Lactose as source of sweetness?

One of the benefits of using lactase is a slight recovery of cost due to reduction of other sugars in the mix. Monosaccharides, glucose, and galactose, resulting from lactose hydrolysis, have a higher relative sweetness (~ 80% each) than lactose itself (~ 20%). In addition, full hydrolysis of lactose adds 5% by weight via its monosaccharides byproducts. 

This minor increase in “sugars” is relatively insignificant nutrition labeling-wise. However, when properly considered and formulated, a ~ 4-5% increase in relative sweetness may allow for a small reduction in other more expensive sources of sweetness. If doing this, it is important to keep in mind compositional changes and their influence on mix freezing point depression and heat shock resistance.

Secondary benefits

When considering lactose removal, compensation with one or more sources of sweetness can retain whipping/freezing functionalities and resistance to heat shock. However, it also may mean reporting an increase in “added sugars.”  

Depending on the specifics of the mix composition, using lactase should not add sugars, per se, in a significant amount to change nutrition labeling. However, reduced lactose content can reduce any ice cream’s tendency to result in classical “sandiness” (lactose crystallization) across distribution and storage. In some instances (e.g., frozen dairy desserts with salted inclusions), extension of textural shelf-life can be expected.

In the end, when properly formulated, “lactose-free” frozen dairy desserts are promotable, salable, functional, and economically beneficial. All well beyond the historical focus on lactose intolerance.

Steven Young, Ph.D., is principal, Steven Young Worldwide; Bill Sipple is principal, Wm Sipple Global Services.

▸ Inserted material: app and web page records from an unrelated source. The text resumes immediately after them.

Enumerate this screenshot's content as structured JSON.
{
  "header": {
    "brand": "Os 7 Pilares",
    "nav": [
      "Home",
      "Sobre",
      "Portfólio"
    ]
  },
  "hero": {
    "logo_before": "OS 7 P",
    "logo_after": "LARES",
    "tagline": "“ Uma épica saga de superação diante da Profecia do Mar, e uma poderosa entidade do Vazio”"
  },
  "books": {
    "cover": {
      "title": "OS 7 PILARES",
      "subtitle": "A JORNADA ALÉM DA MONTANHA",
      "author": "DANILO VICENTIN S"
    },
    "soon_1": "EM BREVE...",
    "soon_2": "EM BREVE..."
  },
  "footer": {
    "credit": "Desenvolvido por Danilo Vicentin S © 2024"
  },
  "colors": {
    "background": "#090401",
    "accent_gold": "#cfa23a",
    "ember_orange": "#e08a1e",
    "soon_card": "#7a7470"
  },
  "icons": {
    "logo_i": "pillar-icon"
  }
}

For more about lactose, including novel approaches to formulating lactose-free frozen dairy desserts, join Steven Young and Bill Sipple at “Tharp & Young on Ice Cream: Technical Short Course, Workshops, & Clinics,” Nov 30-Dec 2, 2022, Las Vegas. For agenda, registration, available discounts, and more go to Can’t wait? Get a copy of Tharp & Young on Ice Cream An Encyclopedic Guide to Ice Cream Science and Technology (400 pages). Call 281-782-4536 or 913-530-8106.